Keep in mind that when you go to personalise these, you may need to change the form of the verb or objects. If you change a word from singular to plural, the whole sentence must match. And if you change the person performing the action of the verb, the conjugation has to change.
- Hola, ¿cómo te llamas? – “Hello, what’s your name?”
- Soy Benny. – “I’m Benny.”
- ¿Que tal? – “How’re you?”
- Muy bien, gracias. ¿Y tu? – “I’m great, thanks.
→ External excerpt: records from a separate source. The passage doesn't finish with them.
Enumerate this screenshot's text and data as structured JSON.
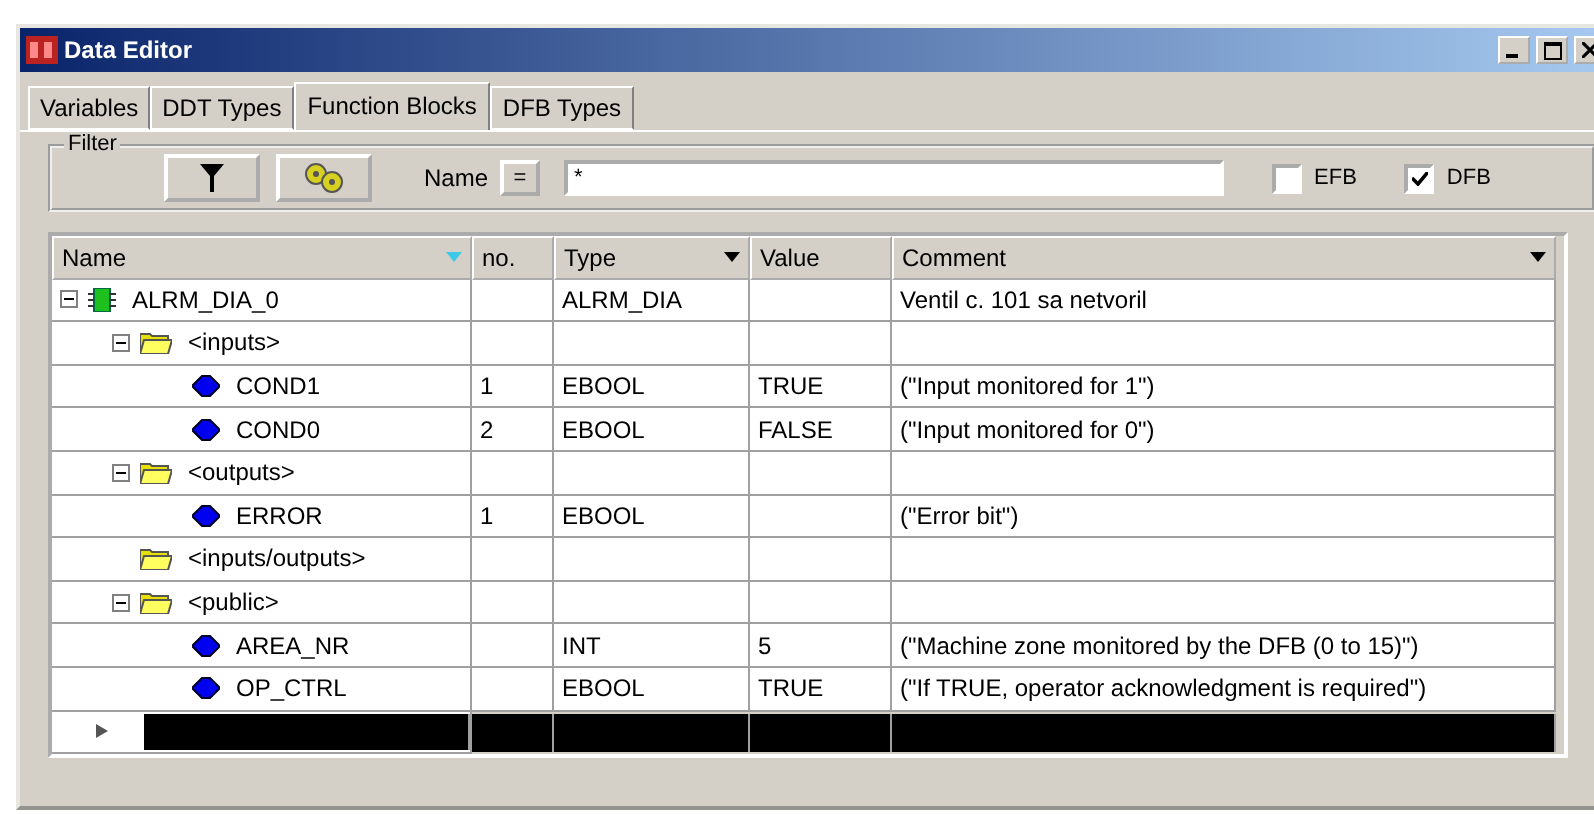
{
  "window": {
    "title": "Data Editor"
  },
  "tabs": [
    {
      "label": "Variables",
      "selected": false
    },
    {
      "label": "DDT Types",
      "selected": false
    },
    {
      "label": "Function Blocks",
      "selected": true
    },
    {
      "label": "DFB Types",
      "selected": false
    }
  ],
  "filter": {
    "title": "Filter",
    "name_label": "Name",
    "operator": "=",
    "value": "*",
    "options": [
      {
        "label": "EFB",
        "checked": false
      },
      {
        "label": "DFB",
        "checked": true
      }
    ]
  },
  "table": {
    "columns": [
      "Name",
      "no.",
      "Type",
      "Value",
      "Comment"
    ],
    "rows": [
      {
        "kind": "block",
        "name": "ALRM_DIA_0",
        "type": "ALRM_DIA",
        "comment": "Ventil c. 101 sa netvoril",
        "expanded": true,
        "children": [
          {
            "kind": "folder",
            "name": "<inputs>",
            "expanded": true,
            "children": [
              {
                "kind": "variable",
                "name": "COND1",
                "no": "1",
                "type": "EBOOL",
                "value": "TRUE",
                "comment": "(\"Input monitored for 1\")"
              },
              {
                "kind": "variable",
                "name": "COND0",
                "no": "2",
                "type": "EBOOL",
                "value": "FALSE",
                "comment": "(\"Input monitored for 0\")"
              }
            ]
          },
          {
            "kind": "folder",
            "name": "<outputs>",
            "expanded": true,
            "children": [
              {
                "kind": "variable",
                "name": "ERROR",
                "no": "1",
                "type": "EBOOL",
                "comment": "(\"Error bit\")"
              }
            ]
          },
          {
            "kind": "folder",
            "name": "<inputs/outputs>"
          },
          {
            "kind": "folder",
            "name": "<public>",
            "expanded": true,
            "children": [
              {
                "kind": "variable",
                "name": "AREA_NR",
                "type": "INT",
                "value": "5",
                "comment": "(\"Machine zone monitored by the DFB (0 to 15)\")"
              },
              {
                "kind": "variable",
                "name": "OP_CTRL",
                "type": "EBOOL",
                "value": "TRUE",
                "comment": "(\"If TRUE, operator acknowledgment is required\")"
              }
            ]
          }
        ]
      }
    ],
    "new_row": {
      "selected": true
    }
  }
}
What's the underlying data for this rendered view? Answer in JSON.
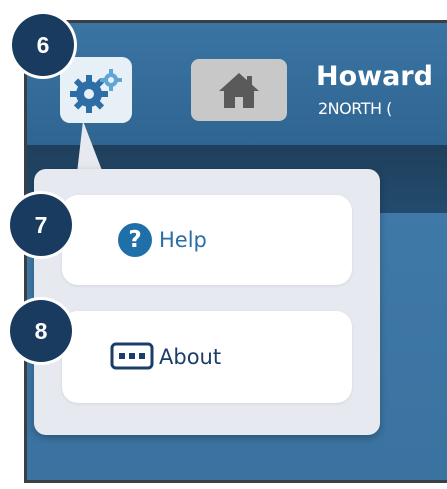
{
  "header": {
    "user_name": "Howard",
    "unit_name": "2NORTH (",
    "gear_icon": "gears-icon",
    "home_icon": "home-icon"
  },
  "menu": {
    "items": [
      {
        "label": "Help",
        "icon": "question-circle-icon"
      },
      {
        "label": "About",
        "icon": "monitor-dots-icon"
      }
    ]
  },
  "callouts": [
    "6",
    "7",
    "8"
  ],
  "colors": {
    "header_blue": "#3a74a3",
    "dark_band": "#1f3f5c",
    "badge_navy": "#1a3b60",
    "help_blue": "#1f6fa9"
  }
}
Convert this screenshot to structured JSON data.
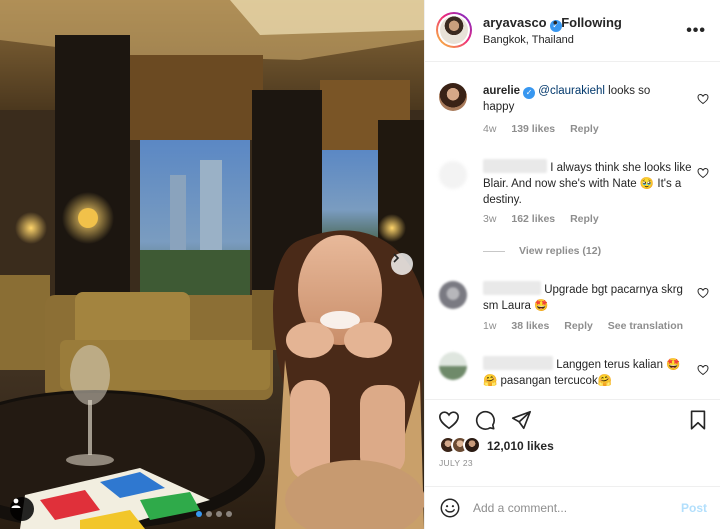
{
  "header": {
    "username": "aryavasco",
    "separator": "•",
    "follow_status": "Following",
    "location": "Bangkok, Thailand"
  },
  "comments": [
    {
      "username": "aurelie",
      "verified": true,
      "mention": "@claurakiehl",
      "text": " looks so happy",
      "age": "4w",
      "likes": "139 likes",
      "reply": "Reply"
    },
    {
      "text": "I always think she looks like Blair. And now she's with Nate 🥹 It's a destiny.",
      "age": "3w",
      "likes": "162 likes",
      "reply": "Reply",
      "view_replies": "View replies (12)"
    },
    {
      "text": "Upgrade bgt pacarnya skrg sm Laura 🤩",
      "age": "1w",
      "likes": "38 likes",
      "reply": "Reply",
      "translation": "See translation"
    },
    {
      "text": "Langgen terus kalian 🤩🤗 pasangan tercucok🤗"
    }
  ],
  "post": {
    "likes_count": "12,010",
    "likes_label": "likes",
    "date": "JULY 23"
  },
  "composer": {
    "placeholder": "Add a comment...",
    "post_label": "Post"
  },
  "icons": {
    "like": "heart-icon",
    "comment": "comment-icon",
    "share": "paper-plane-icon",
    "save": "bookmark-icon",
    "emoji": "emoji-icon",
    "more": "more-options-icon",
    "next": "chevron-right-icon",
    "tag": "user-tag-icon"
  },
  "colors": {
    "verified": "#3897f0",
    "mention": "#00376b",
    "muted": "#8e8e8e",
    "post_disabled": "#b2dffc"
  },
  "carousel": {
    "total": 4,
    "active": 1
  }
}
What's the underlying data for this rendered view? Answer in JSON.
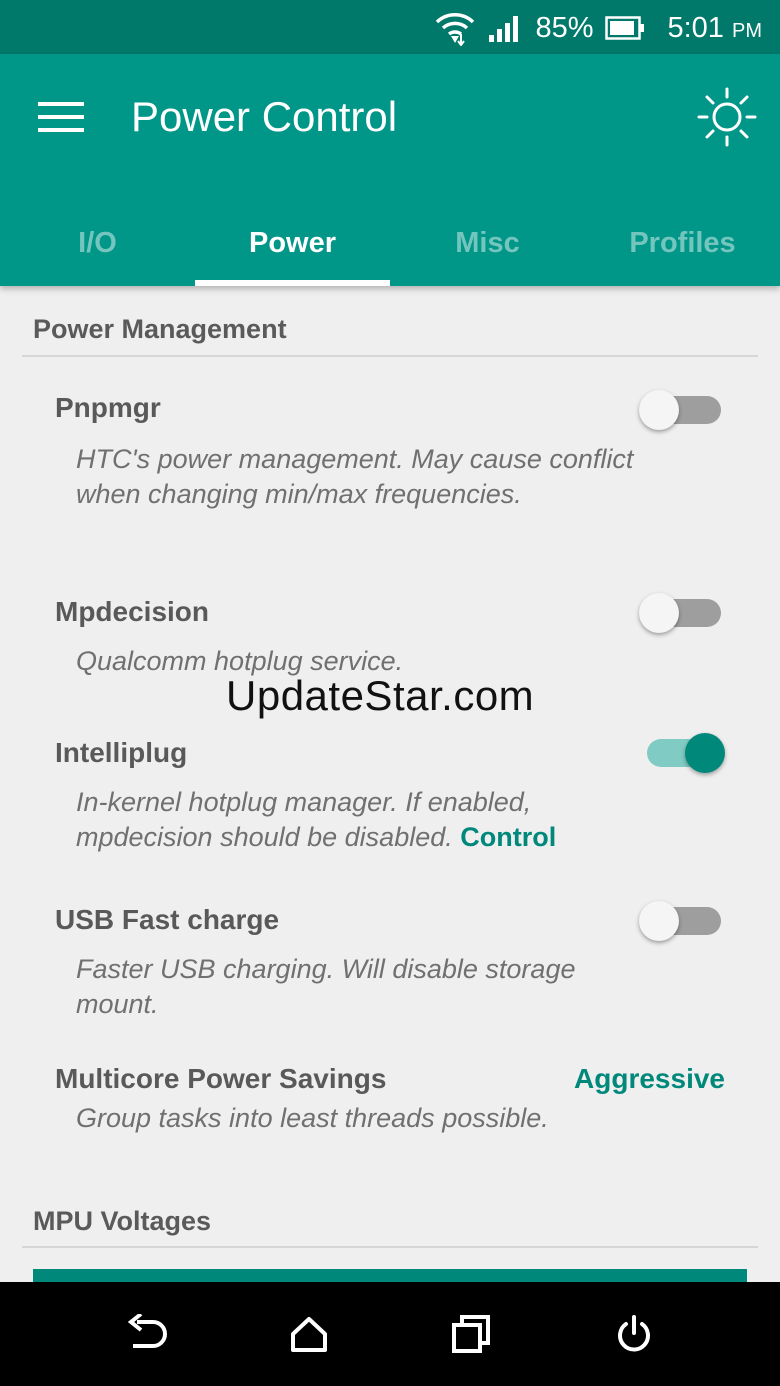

And you?”
- ¿Cuántos años tienes? – “How old are you?”
- Tengo treinta años. – “I am 30 years old.”
- ¿A qué te dedicas? – “What do you do for a living?”
- Soy escritor y orador. – “I am a writer and speaker.”
Getting to Know Someone
- ¿Donde trabajas? – “Where do you work?”
- Trabajo en un restaurante. – “I work at a restaurant.”
- ¿Cuáles son tus aficiones? – “What are your hobbies?”
- Me gusta leer libros y ver películas. – “I like to read books and watch movies.”
- ¿De donde eres? – “Where are you from?”
- Soy de Irlanda. – “I’m from Ireland.”
- ¿Cuál es tu película favorita? – “What’s your favourite movie?”
- Me encanta Star Wars. – “I love Star Wars.”
- ¿Desde cuándo aprendes español? – “How long have you been learning Spanish?”
- Aprendo español desde hace tres meses. – “I’ve been learning Spanish for 3 months.”
- ¿Cuál es tu color favorito? – “What is your favourite colour?”
- Me gusta el verde. – “I like green.”
- ¿Hablas otros idiomas? – “Do you speak other languages?”
- Sí, hablo inglés y francés. – “Yes, I speak English and French.”
- ¿Tienes hermanos? – “Do you have any siblings?
- Sí, una hermana. – “Yes, one sister.”
- ¿Tienes hijos? – “Do you have any kids?”
- No, no tengo hijos. – “No, I don’t have kids.”
- ¿Cuántos en tu familia? – “How many in your family?”
- Tres. Yo, mi mujer y mi perrito. – “Me, my wife, and my puppy.”
- ¿Tienes alguna mascota? – “Do you have a pet?”
- Sí, tengo un perro. – “Yes, I have a dog.”
- ¿Cuál es el nombre de tu hermano/hermana? – “What is your brother’s/sister’s name?”
- *El nombre de mi hermano/hermana es…” – “My brother’s/sister’s name is…”
- ¿Qué hacen tus padres? – “What do your parents do?”
- Mi padre es ingeniero y mi madre es enfermera. – “My dad is an engineer and my mom is a nurse.”
- ¿Dónde creciste? – “Where did you grow up?”
- Yo crecí en… – “I grew up in…”
Everyday Helpful Questions
- ¿Que hora es? – “What time is it?”
- Es la una. – “It’s 1 o’clock.”
- ¿Qué día es? – “What day is it?”
- Es viernes. – “It’s Friday.”
- ¿A dónde vas? – “Where are you going?”
- Me voy a trabajar. – “I’m going to work.”
- ¿Qué haces? – “What are you doing?”
- Estoy estudiando español. – “I’m studying Spanish.”
- ¿Estás de acuerdo? – “Do you agree?”
- *Pues… yo no sé.” – “Well… I don’t know.”
- ¿Qué piensas? – “What do you think?”
- Creo que esta bien. – “I think it’s good.”
- ¿Qué has dicho? – “What did you say?”
- Dije… – “I said…”
- ¿Dónde está el baño? – “Where’s the bathroom?”
- Por ahí. – “Over there.”
Start Asking Questions
There’s plenty here to get you started asking questions and speaking naturally. Once you learn the basic Spanish phrases and answers, you can change out words to fit your own personal vocabulary. The more you learn and practise, the easier it gets! And you’ll notice some questions pop up quite often, while others you may use less. Focus on what you need the most in the beginning, so you can start having your first comfortable conversations.
What questions do you use in everyday life that I missed here? Let me hear them in the comments.
And finally... One of the best ways to learn a new language is with podcasts. Read more about how to use podcasts to learn a language.